What to produce ->
Lines with the word "color" in them are the ones to copy from the records.

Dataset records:

◆ ◆ ◆ ◆ ◆

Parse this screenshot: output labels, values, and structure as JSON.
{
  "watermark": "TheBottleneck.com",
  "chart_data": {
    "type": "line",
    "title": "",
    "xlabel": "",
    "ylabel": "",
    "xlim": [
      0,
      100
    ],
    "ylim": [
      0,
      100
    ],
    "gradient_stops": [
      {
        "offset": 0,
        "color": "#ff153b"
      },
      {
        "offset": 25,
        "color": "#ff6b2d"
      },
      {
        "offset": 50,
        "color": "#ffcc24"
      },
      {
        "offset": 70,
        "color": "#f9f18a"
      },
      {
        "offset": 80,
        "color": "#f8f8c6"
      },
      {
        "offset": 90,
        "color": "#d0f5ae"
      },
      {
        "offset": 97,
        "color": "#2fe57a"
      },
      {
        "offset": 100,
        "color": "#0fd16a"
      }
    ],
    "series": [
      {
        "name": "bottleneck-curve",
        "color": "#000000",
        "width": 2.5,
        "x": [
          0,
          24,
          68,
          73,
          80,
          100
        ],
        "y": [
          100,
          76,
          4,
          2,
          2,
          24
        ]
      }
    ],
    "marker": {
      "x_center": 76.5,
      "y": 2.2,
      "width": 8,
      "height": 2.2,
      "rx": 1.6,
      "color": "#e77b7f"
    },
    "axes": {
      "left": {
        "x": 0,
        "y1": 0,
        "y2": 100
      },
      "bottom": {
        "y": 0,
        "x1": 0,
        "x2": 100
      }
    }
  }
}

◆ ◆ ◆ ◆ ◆

Answer space ->
        "color": "#ff153b"
        "color": "#ff6b2d"
        "color": "#ffcc24"
        "color": "#f9f18a"
        "color": "#f8f8c6"
        "color": "#d0f5ae"
        "color": "#2fe57a"
        "color": "#0fd16a"
        "color": "#000000",
      "color": "#e77b7f"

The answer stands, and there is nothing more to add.